Task requirements - When the word "Date" shows up in a line of the records below, copy that line.

□ □ □ □

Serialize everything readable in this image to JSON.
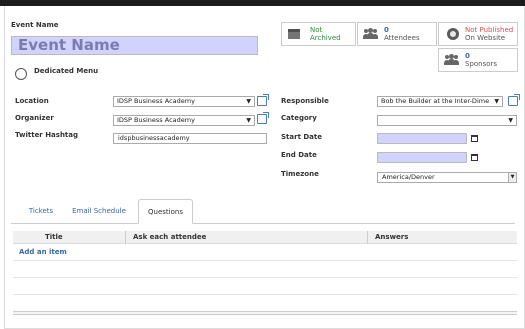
{
  "header": {
    "event_name_label": "Event Name",
    "event_name_value": "Event Name",
    "dedicated_menu_label": "Dedicated Menu"
  },
  "smart_buttons": {
    "archive": "Not Archived",
    "attendees_count": "0",
    "attendees_label": "Attendees",
    "publish_line1": "Not Published",
    "publish_line2": "On Website",
    "sponsors_count": "0",
    "sponsors_label": "Sponsors"
  },
  "left_fields": {
    "location_label": "Location",
    "location_value": "IDSP Business Academy",
    "organizer_label": "Organizer",
    "organizer_value": "IDSP Business Academy",
    "twitter_label": "Twitter Hashtag",
    "twitter_value": "idspbusinessacademy"
  },
  "right_fields": {
    "responsible_label": "Responsible",
    "responsible_value": "Bob the Builder at the Inter-Dime",
    "category_label": "Category",
    "category_value": "",
    "start_date_label": "Start Date",
    "end_date_label": "End Date",
    "timezone_label": "Timezone",
    "timezone_value": "America/Denver"
  },
  "tabs": [
    {
      "label": "Tickets"
    },
    {
      "label": "Email Schedule"
    },
    {
      "label": "Questions"
    }
  ],
  "questions_grid": {
    "columns": [
      "Title",
      "Ask each attendee",
      "Answers"
    ],
    "add_item": "Add an item"
  },
  "colors": {
    "required_bg": "#d2d2ff",
    "link": "#3a68a8",
    "archived_green": "#2e8b3e",
    "unpublished_red": "#d9534f"
  }
}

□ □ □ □

Exercise result -
    "start_date_label": "Start Date",
    "end_date_label": "End Date",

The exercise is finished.